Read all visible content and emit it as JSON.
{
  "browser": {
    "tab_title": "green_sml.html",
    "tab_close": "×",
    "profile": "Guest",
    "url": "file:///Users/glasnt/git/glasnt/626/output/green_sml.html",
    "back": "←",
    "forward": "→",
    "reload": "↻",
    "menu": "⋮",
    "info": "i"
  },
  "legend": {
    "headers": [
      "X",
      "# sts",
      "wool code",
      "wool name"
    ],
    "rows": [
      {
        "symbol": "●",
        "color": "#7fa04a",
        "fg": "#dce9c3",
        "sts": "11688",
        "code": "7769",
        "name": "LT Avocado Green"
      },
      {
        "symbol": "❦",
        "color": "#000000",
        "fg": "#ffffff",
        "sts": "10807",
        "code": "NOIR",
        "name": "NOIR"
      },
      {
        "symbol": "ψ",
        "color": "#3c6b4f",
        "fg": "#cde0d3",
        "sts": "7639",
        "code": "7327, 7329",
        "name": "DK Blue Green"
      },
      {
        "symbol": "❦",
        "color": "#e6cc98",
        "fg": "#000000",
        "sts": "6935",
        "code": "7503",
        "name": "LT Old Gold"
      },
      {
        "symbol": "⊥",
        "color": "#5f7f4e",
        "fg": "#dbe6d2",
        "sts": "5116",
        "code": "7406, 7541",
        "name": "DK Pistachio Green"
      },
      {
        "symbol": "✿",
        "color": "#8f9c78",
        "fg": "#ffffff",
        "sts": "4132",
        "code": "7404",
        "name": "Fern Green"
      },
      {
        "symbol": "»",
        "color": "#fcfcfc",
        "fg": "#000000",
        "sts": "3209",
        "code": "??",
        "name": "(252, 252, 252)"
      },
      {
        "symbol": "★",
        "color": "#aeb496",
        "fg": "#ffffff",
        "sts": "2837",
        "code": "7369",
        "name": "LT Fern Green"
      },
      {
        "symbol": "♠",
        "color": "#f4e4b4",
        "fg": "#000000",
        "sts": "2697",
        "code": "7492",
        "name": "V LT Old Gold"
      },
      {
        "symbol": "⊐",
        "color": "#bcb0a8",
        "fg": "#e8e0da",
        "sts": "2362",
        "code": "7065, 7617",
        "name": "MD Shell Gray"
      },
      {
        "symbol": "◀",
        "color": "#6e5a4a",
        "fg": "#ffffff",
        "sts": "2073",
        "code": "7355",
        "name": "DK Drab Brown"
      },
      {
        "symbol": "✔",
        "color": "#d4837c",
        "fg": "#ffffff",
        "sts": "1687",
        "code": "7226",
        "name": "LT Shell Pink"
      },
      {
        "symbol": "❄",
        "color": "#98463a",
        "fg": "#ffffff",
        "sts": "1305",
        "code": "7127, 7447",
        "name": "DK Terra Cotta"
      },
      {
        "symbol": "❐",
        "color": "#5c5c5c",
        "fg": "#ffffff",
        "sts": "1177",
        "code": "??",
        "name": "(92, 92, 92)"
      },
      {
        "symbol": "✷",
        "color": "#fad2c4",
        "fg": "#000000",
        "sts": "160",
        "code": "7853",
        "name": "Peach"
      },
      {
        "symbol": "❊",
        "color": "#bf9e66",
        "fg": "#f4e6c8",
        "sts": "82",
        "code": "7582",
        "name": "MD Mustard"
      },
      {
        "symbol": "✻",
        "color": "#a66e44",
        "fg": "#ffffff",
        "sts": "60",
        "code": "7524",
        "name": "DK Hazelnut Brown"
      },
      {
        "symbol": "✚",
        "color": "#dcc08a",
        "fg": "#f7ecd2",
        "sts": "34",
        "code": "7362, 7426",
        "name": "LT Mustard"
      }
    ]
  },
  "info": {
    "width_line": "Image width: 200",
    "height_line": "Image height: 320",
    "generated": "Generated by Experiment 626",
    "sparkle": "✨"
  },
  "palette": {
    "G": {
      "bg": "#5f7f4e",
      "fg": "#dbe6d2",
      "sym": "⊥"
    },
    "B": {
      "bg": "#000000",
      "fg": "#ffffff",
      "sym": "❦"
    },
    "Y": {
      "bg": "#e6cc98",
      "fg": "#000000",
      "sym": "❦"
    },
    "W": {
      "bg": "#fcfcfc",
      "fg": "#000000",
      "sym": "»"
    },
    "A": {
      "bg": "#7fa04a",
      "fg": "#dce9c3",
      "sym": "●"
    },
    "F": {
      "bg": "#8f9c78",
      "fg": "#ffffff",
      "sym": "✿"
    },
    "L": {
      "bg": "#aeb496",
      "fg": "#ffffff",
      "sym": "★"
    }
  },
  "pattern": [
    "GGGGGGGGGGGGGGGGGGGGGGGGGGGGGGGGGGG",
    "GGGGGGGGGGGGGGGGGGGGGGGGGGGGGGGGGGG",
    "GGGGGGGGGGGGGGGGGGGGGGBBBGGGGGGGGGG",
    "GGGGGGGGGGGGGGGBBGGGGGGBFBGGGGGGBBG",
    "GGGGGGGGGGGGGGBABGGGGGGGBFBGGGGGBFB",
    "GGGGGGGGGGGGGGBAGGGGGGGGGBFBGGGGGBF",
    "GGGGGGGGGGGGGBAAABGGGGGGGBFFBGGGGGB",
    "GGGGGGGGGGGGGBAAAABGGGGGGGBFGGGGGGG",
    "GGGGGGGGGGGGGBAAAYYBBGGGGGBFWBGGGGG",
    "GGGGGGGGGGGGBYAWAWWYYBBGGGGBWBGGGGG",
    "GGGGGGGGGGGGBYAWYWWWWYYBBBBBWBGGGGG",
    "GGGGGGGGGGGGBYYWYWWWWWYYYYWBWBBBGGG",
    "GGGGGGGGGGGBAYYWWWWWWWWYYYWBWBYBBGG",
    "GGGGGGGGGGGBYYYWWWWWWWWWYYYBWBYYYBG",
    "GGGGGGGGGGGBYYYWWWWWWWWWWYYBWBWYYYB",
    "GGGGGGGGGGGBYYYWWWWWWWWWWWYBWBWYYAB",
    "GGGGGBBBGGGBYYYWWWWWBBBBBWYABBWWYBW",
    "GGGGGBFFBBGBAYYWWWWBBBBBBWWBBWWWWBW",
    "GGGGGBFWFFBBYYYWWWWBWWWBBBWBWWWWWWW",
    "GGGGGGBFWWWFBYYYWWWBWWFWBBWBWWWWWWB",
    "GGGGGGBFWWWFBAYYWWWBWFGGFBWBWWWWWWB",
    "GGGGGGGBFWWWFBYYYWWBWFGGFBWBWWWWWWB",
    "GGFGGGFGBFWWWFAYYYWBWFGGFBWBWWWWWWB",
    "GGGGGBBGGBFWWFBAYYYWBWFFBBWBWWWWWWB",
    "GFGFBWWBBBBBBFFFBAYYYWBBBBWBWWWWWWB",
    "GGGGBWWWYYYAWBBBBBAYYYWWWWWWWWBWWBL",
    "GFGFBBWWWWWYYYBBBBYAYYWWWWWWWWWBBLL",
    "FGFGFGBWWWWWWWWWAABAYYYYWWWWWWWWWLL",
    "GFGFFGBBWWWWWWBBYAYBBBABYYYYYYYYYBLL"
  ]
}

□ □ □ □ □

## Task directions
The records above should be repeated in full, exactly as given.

## Result
Read all visible content and emit it as JSON.
{
  "browser": {
    "tab_title": "green_sml.html",
    "tab_close": "×",
    "profile": "Guest",
    "url": "file:///Users/glasnt/git/glasnt/626/output/green_sml.html",
    "back": "←",
    "forward": "→",
    "reload": "↻",
    "menu": "⋮",
    "info": "i"
  },
  "legend": {
    "headers": [
      "X",
      "# sts",
      "wool code",
      "wool name"
    ],
    "rows": [
      {
        "symbol": "●",
        "color": "#7fa04a",
        "fg": "#dce9c3",
        "sts": "11688",
        "code": "7769",
        "name": "LT Avocado Green"
      },
      {
        "symbol": "❦",
        "color": "#000000",
        "fg": "#ffffff",
        "sts": "10807",
        "code": "NOIR",
        "name": "NOIR"
      },
      {
        "symbol": "ψ",
        "color": "#3c6b4f",
        "fg": "#cde0d3",
        "sts": "7639",
        "code": "7327, 7329",
        "name": "DK Blue Green"
      },
      {
        "symbol": "❦",
        "color": "#e6cc98",
        "fg": "#000000",
        "sts": "6935",
        "code": "7503",
        "name": "LT Old Gold"
      },
      {
        "symbol": "⊥",
        "color": "#5f7f4e",
        "fg": "#dbe6d2",
        "sts": "5116",
        "code": "7406, 7541",
        "name": "DK Pistachio Green"
      },
      {
        "symbol": "✿",
        "color": "#8f9c78",
        "fg": "#ffffff",
        "sts": "4132",
        "code": "7404",
        "name": "Fern Green"
      },
      {
        "symbol": "»",
        "color": "#fcfcfc",
        "fg": "#000000",
        "sts": "3209",
        "code": "??",
        "name": "(252, 252, 252)"
      },
      {
        "symbol": "★",
        "color": "#aeb496",
        "fg": "#ffffff",
        "sts": "2837",
        "code": "7369",
        "name": "LT Fern Green"
      },
      {
        "symbol": "♠",
        "color": "#f4e4b4",
        "fg": "#000000",
        "sts": "2697",
        "code": "7492",
        "name": "V LT Old Gold"
      },
      {
        "symbol": "⊐",
        "color": "#bcb0a8",
        "fg": "#e8e0da",
        "sts": "2362",
        "code": "7065, 7617",
        "name": "MD Shell Gray"
      },
      {
        "symbol": "◀",
        "color": "#6e5a4a",
        "fg": "#ffffff",
        "sts": "2073",
        "code": "7355",
        "name": "DK Drab Brown"
      },
      {
        "symbol": "✔",
        "color": "#d4837c",
        "fg": "#ffffff",
        "sts": "1687",
        "code": "7226",
        "name": "LT Shell Pink"
      },
      {
        "symbol": "❄",
        "color": "#98463a",
        "fg": "#ffffff",
        "sts": "1305",
        "code": "7127, 7447",
        "name": "DK Terra Cotta"
      },
      {
        "symbol": "❐",
        "color": "#5c5c5c",
        "fg": "#ffffff",
        "sts": "1177",
        "code": "??",
        "name": "(92, 92, 92)"
      },
      {
        "symbol": "✷",
        "color": "#fad2c4",
        "fg": "#000000",
        "sts": "160",
        "code": "7853",
        "name": "Peach"
      },
      {
        "symbol": "❊",
        "color": "#bf9e66",
        "fg": "#f4e6c8",
        "sts": "82",
        "code": "7582",
        "name": "MD Mustard"
      },
      {
        "symbol": "✻",
        "color": "#a66e44",
        "fg": "#ffffff",
        "sts": "60",
        "code": "7524",
        "name": "DK Hazelnut Brown"
      },
      {
        "symbol": "✚",
        "color": "#dcc08a",
        "fg": "#f7ecd2",
        "sts": "34",
        "code": "7362, 7426",
        "name": "LT Mustard"
      }
    ]
  },
  "info": {
    "width_line": "Image width: 200",
    "height_line": "Image height: 320",
    "generated": "Generated by Experiment 626",
    "sparkle": "✨"
  },
  "palette": {
    "G": {
      "bg": "#5f7f4e",
      "fg": "#dbe6d2",
      "sym": "⊥"
    },
    "B": {
      "bg": "#000000",
      "fg": "#ffffff",
      "sym": "❦"
    },
    "Y": {
      "bg": "#e6cc98",
      "fg": "#000000",
      "sym": "❦"
    },
    "W": {
      "bg": "#fcfcfc",
      "fg": "#000000",
      "sym": "»"
    },
    "A": {
      "bg": "#7fa04a",
      "fg": "#dce9c3",
      "sym": "●"
    },
    "F": {
      "bg": "#8f9c78",
      "fg": "#ffffff",
      "sym": "✿"
    },
    "L": {
      "bg": "#aeb496",
      "fg": "#ffffff",
      "sym": "★"
    }
  },
  "pattern": [
    "GGGGGGGGGGGGGGGGGGGGGGGGGGGGGGGGGGG",
    "GGGGGGGGGGGGGGGGGGGGGGGGGGGGGGGGGGG",
    "GGGGGGGGGGGGGGGGGGGGGGBBBGGGGGGGGGG",
    "GGGGGGGGGGGGGGGBBGGGGGGBFBGGGGGGBBG",
    "GGGGGGGGGGGGGGBABGGGGGGGBFBGGGGGBFB",
    "GGGGGGGGGGGGGGBAGGGGGGGGGBFBGGGGGBF",
    "GGGGGGGGGGGGGBAAABGGGGGGGBFFBGGGGGB",
    "GGGGGGGGGGGGGBAAAABGGGGGGGBFGGGGGGG",
    "GGGGGGGGGGGGGBAAAYYBBGGGGGBFWBGGGGG",
    "GGGGGGGGGGGGBYAWAWWYYBBGGGGBWBGGGGG",
    "GGGGGGGGGGGGBYAWYWWWWYYBBBBBWBGGGGG",
    "GGGGGGGGGGGGBYYWYWWWWWYYYYWBWBBBGGG",
    "GGGGGGGGGGGBAYYWWWWWWWWYYYWBWBYBBGG",
    "GGGGGGGGGGGBYYYWWWWWWWWWYYYBWBYYYBG",
    "GGGGGGGGGGGBYYYWWWWWWWWWWYYBWBWYYYB",
    "GGGGGGGGGGGBYYYWWWWWWWWWWWYBWBWYYAB",
    "GGGGGBBBGGGBYYYWWWWWBBBBBWYABBWWYBW",
    "GGGGGBFFBBGBAYYWWWWBBBBBBWWBBWWWWBW",
    "GGGGGBFWFFBBYYYWWWWBWWWBBBWBWWWWWWW",
    "GGGGGGBFWWWFBYYYWWWBWWFWBBWBWWWWWWB",
    "GGGGGGBFWWWFBAYYWWWBWFGGFBWBWWWWWWB",
    "GGGGGGGBFWWWFBYYYWWBWFGGFBWBWWWWWWB",
    "GGFGGGFGBFWWWFAYYYWBWFGGFBWBWWWWWWB",
    "GGGGGBBGGBFWWFBAYYYWBWFFBBWBWWWWWWB",
    "GFGFBWWBBBBBBFFFBAYYYWBBBBWBWWWWWWB",
    "GGGGBWWWYYYAWBBBBBAYYYWWWWWWWWBWWBL",
    "GFGFBBWWWWWYYYBBBBYAYYWWWWWWWWWBBLL",
    "FGFGFGBWWWWWWWWWAABAYYYYWWWWWWWWWLL",
    "GFGFFGBBWWWWWWBBYAYBBBABYYYYYYYYYBLL"
  ]
}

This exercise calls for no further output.